HAPPILY EVER AFTER
*Shared With Permission*
In my line of work, I don’t always get to see the happy endings. Don’t get me wrong – I get to see things get better, get patched up, get sorted out. Where I can, I walk with people from brokenness to a place of living more peacefully and functionally as a family. But it’s very rare that I have the opportunity to see how my fingerprints on a heart may have actually helped it do more than survive. On Friday, I got to see thriving – twice!
Blue Eyes and her Cherub of a baby brother were two little souls that I helped to find a home when they were in need of one. The fairy tale of adoption became a heartbreak for all involved when some huffing and puffing ended up blowing the house down… Adults on all sides of the scenario were devastated, guilt-ridden, disappointed, wondering what we’d missed. But the ones who paid most dearly in the collapse were Blue Eyes and the Cherub. They had come into this family needing it to be their last stop. And here we were, packing bags again and getting ready for a move. I was consumed with worry about the marks that would be left on their hearts, the kind that could far outlast any physical scar.
Move, they did – to the home that was meant to be their Forever. And all along the way, I clucked and fussed (and drove some of the other folks involved mad, I’m sure), doing the very best I could in my endeavor to advocate for Blue Eyes and the Cherub. I felt they had, in a way, been entrusted to me. I took the responsibility very seriously all the way through adoption day. The short version is that, as I must always do, I watched them fly and wished them the very best in happiness with the Mom and Dad who must have been made for them.

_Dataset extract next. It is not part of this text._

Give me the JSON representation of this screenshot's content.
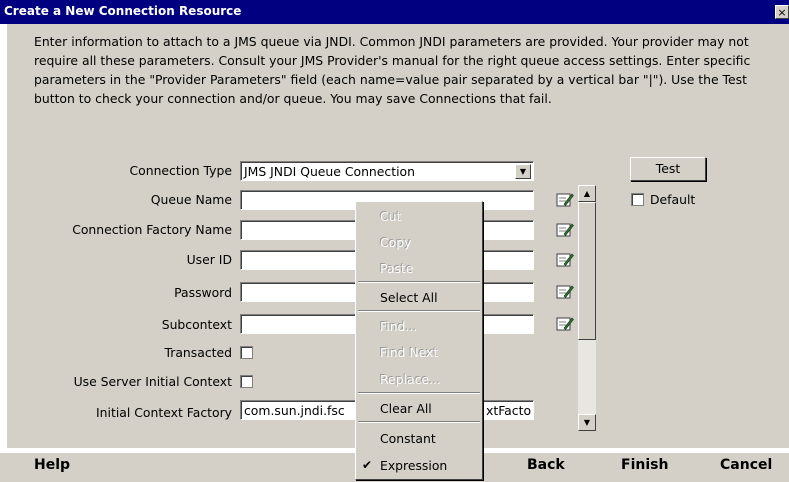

Years passed. And I just so happened to run into the kids’ parents, who had Blue Eyes and the Cherub in tow. We had a lovely few moments together, remembering the role I played in their complicated little lives all so long ago. They offered, “Remember when,” stories and I marveled at the kids’ growth. It’s true, they were taller… not babies anymore. But the growth that I was celebrating had to do more with the genuine smile on his mouth and the laugh from his belly, and the peace in her eyes and the gentleness in they way she held her face. In bearing this witness, I felt honored for the part I got to play. Maybe, when other members of the kids’ treatment team felt like I was more of a terrorist than a therapist, it wasn’t all in vain. I considered, while I can take far less credit than the heroes we call Mom & Dad, that the smile and the gentleness may partially be there because I was so very ginger with their little hearts while I held them. Maybe the vigor for fighting the good fight was well placed, and the spoils were playing out in front of me in a way beyond what I could’ve conceived.
I came away from having their little arms circled around my waist again with a reminder about how important it is to pay attention, and to speak up on behalf of and stand up for those who cannot. If we are able to do anything good at all under the umbrella of “Child Welfare” and in the wake of the biggest heartbreak that can be had by a child, it is because Redemption is always at work. And we may count ourselves doubly blessed if we are called upon to play a part.